The new version of the honor code, which is in line with the new handbook released by the Jesus Christ Church of Latter-Day Saints, removed the section on homosexuality. Now, it simply says, “Live a chaste and virtuous life, including abstaining from any sexual relations outside a marriage between a man and a woman.”
“I’m not very impressed,” Gee said when asked about the changes. “I think if they were truly making a change because they were making a change to the culture that they would have been more clear. And they would have said ‘Yeah, we’re not gonna come after LGBTQ couples.’ But they didn’t say that. They said ‘Here’s this change’ and then they just changed the wording to take out the blatantly homophobic things and then they put in new wording that was a little bit more inclusive but then they said ‘The policy remains the same.’ So, to me, that’s a PR move. You’re just saying something to make yourself look better.”
Two weeks after announcing the changes, BYU released a letter confirming what Gee had already suspected. “Same-sex romantic behavior cannot lead to eternal marriage,” the letter reads. “And is therefore not compatible with the principles of the Honor Code.”
Gee and I spoke prior to BYU releasing the letter of clarification. But when I asked her if she thought the changes were to make BYU look better to the NCAA and the bigger athletic conferences, she said, “Oh yeah. 100%.”
There's a deeper issue at stake here: Should the NCAA even allow the university to compete? Is it better to shame and exclude someone to incentivize change or better to welcome them in and trying to create change from within. This is one of the most complicated questions in the human rights field.
But as we talked it through, the answer became clear to Gee.
“I think if any organization is going to take young adults under their wing and be in charge of that process of them competing in sports, I think they absolutely do have a responsibility to make sure that the organizations for which they play are protecting their rights which include their rights around their sexuality,” Gee said. “Because my experience at BYU… some of this stuff just shouldn’t have happened.
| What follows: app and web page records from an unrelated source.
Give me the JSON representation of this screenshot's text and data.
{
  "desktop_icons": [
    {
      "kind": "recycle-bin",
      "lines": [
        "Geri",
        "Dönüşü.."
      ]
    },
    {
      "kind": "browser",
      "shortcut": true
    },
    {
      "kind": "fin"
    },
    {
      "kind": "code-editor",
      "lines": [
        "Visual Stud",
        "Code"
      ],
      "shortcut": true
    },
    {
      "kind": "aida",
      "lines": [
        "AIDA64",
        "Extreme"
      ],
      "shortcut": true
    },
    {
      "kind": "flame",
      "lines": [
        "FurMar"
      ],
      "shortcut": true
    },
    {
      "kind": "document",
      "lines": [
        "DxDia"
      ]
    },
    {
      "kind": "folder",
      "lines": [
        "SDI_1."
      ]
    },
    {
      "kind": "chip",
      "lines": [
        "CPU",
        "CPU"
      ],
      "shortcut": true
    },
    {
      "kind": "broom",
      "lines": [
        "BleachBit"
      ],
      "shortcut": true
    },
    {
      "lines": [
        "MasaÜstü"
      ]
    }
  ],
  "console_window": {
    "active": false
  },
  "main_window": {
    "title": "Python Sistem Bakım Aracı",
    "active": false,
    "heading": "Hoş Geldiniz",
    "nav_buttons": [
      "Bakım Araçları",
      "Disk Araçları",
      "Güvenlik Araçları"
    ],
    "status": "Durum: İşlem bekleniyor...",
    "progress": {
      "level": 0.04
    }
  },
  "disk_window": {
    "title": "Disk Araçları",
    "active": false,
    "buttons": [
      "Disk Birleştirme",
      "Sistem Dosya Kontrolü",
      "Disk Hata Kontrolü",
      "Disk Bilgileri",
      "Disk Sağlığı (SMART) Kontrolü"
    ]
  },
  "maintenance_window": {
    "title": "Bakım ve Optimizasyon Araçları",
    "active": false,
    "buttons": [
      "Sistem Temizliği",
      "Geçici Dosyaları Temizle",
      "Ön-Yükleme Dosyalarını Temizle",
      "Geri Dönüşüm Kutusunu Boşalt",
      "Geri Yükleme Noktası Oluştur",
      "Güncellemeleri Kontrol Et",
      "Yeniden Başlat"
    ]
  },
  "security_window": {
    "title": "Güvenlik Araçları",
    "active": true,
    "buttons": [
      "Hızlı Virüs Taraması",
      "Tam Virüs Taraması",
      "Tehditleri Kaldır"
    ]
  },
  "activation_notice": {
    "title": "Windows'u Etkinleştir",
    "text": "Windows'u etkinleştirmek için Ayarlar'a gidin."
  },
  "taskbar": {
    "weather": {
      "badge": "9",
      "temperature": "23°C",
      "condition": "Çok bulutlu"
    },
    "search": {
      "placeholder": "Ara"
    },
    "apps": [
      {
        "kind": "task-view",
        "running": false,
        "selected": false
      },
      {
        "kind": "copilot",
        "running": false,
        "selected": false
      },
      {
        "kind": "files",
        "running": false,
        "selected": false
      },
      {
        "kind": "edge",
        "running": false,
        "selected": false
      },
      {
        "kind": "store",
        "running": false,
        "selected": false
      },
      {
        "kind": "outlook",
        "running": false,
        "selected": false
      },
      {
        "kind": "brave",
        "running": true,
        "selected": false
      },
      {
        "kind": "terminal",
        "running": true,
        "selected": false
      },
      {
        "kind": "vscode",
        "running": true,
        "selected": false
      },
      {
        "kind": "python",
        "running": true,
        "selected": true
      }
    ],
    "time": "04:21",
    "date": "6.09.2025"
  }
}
Like it shouldn’t have even been a stressor. So, I think it’s not okay.”
Change is hard. It asks a lot of people and success is never promised. But when people share their stories, it has a ripple effect. In sharing their stories, athletes like Serena Williams, Mia Hamm, and Megan Rapinoe have inspired and empowered generations of women and girls. The movement that these women have all been part of ensures that their stories won’t be the last. They are only the beginning.
When Gee and I discussed the role that her spirituality played in the coming out process, Gee said that her spirituality helped her understand why she needed to do this. “Not only was I coming out for myself but for those that were like me and maybe couldn’t speak out for whatever reason,” Gee said. “I wanted to do good for myself and for others.”
Gee and her LGBT classmates aren’t that different from the pioneering female athletes whose stories changed the world. Change might be moving slow at BYU. But thanks to Gee, the next athlete who chooses to come out at her university won’t have to be the first. And who knows? Maybe someday, students won’t even realize there was a first. Because they’ll know LGBT students have been there all along.